Between July 2016 and June 2018, thousands of dollars in state funding went to “potentially unnecessary” overtime payments to the Massachusetts Environmental Police force, according to an audit from State Auditor Suzanne Bump that alleges “lax practices” and “poor record keeping” by the force.
According to Bump's report, released Wednesday, the department may have improperly paid out overtime to officers on 327 separate times during the audit review period.
The agency enforces boating, hunting, fishing, hunting and recreational vehicle laws, and has been the target of intense scrutiny since issues with management, payroll and incorrect documentation in the agency came to light in 2016.
“The purpose of this audit was to determine whether those conditions that led to overtime abuse were still in existence after they had been brought to people's attention in 2016,” Auditor Suzanne Bump said in an interview with WGBH News Wednesday. “The Baker administration had pledged to eliminate some of these conditions, but we found that they still exist.”
In the report and her interview, Bump focused mainly on the unusual practice of ‘split shifts,’ which allow officers to split their working days into segments, taking overtime assignments and off-duty details between other regular shifts.
The report found that officers worked 1,834 split shifts in which they earned overtime, but did not receive properly documented approval to do so.
The report showed that unapproved overtime payments to 65 officers totaled “as much as” $42,623 in state funding, but does not go so far as to say that all of the payments amounted to fraud — only that they could be, as they were not properly approved or documented. "
“They weren't documenting the approvals, so when you look at all of the cases where time had not been approved, that would be the dollar value of it,” Bump said. “Now, it could be that some of the overtime was approved, and they just never kept a record of it. But that's the amount of unapproved debts, the amount of overtime for which there was no approval documented.”
“They have a culture that is not very attentive to record keeping,” Bump continued, “or to accountability and transparency.”
A spokesperson for Attorney General Maura Healey said her office will be looking into the report.
Environmental Police spokesperson Katie Gronendyke says before the audit was conducted, the agency made improvements to their operations, including changes to the split-shift policy. The agency disagreed with the methodology of the report, claiming the auditors “misinterpreted” data, and said they will continue to “look into” the report.

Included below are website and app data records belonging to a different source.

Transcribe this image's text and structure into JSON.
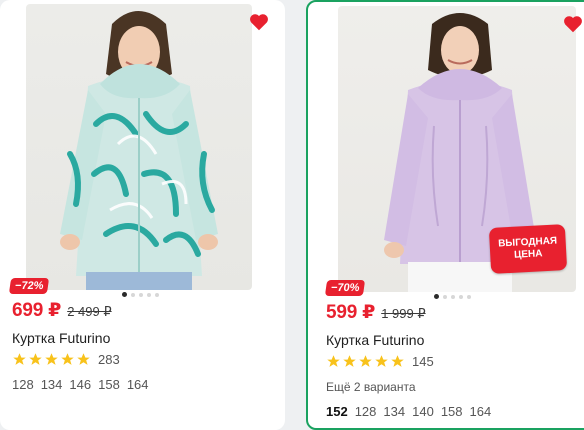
{
  "colors": {
    "sale_red": "#e8212f",
    "accent_green": "#1aa260",
    "star_yellow": "#f8c21b"
  },
  "cards": [
    {
      "discount": "−72%",
      "price": "699 ₽",
      "old_price": "2 499 ₽",
      "title": "Куртка Futurino",
      "rating_stars": 5,
      "reviews": "283",
      "sizes": [
        "128",
        "134",
        "146",
        "158",
        "164"
      ],
      "heart_icon": "heart-filled-icon",
      "photo_dots": 5,
      "active_dot": 1
    },
    {
      "discount": "−70%",
      "price": "599 ₽",
      "old_price": "1 999 ₽",
      "title": "Куртка Futurino",
      "rating_stars": 5,
      "reviews": "145",
      "variants": "Ещё 2 варианта",
      "promo_line1": "ВЫГОДНАЯ",
      "promo_line2": "ЦЕНА",
      "sizes": [
        "152",
        "128",
        "134",
        "140",
        "158",
        "164"
      ],
      "selected_size": "152",
      "heart_icon": "heart-filled-icon",
      "photo_dots": 5,
      "active_dot": 1
    }
  ]
}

“Before this audit was conducted, MEP made improvements to the agency’s operations, including changes to the split shift policy,” Gronendyke said. “The MEP approves and pays overtime in full compliance with the collective bargaining agreement and the governing law… there are times that the audit team misinterprets the governing agreements and the audit methodology used does not correspond to the legal requirements for paying overtime.”
The agency says in 2016, the force implemented a policy to reduce the amount of split shifts to 15% of all overtime shifts, while still defending split shifts as a way for the small police force to perform “critical” duties.
The audit looked at 2016-2018, when former Environmental Police Colonel Environmental Police Colonel James McGinn oversaw the department. McGinn was fired in February of 2019, after media coverage exposed the split-shift practice being abused by officers on the force in 2016, and an internal review that year led to discipline for some officers and a promise from the agency to stop the practice.
Still, under the new leadership of Colonel Shaun Santos, who was appointed in February of this year, the practice continues.
Bump said reducing the practice isn’t enough to ensure that overtime fraud isn’t taking place in the agency — split shifts must be forbidden completely.
“There has been a grudging, I would say, curtailment of shift-splitting, but they certainly haven't eliminated the practice,” Bump said, “which is unique among law enforcement agencies in the state because of the potential that it gives to poor policing and overtime abuse.”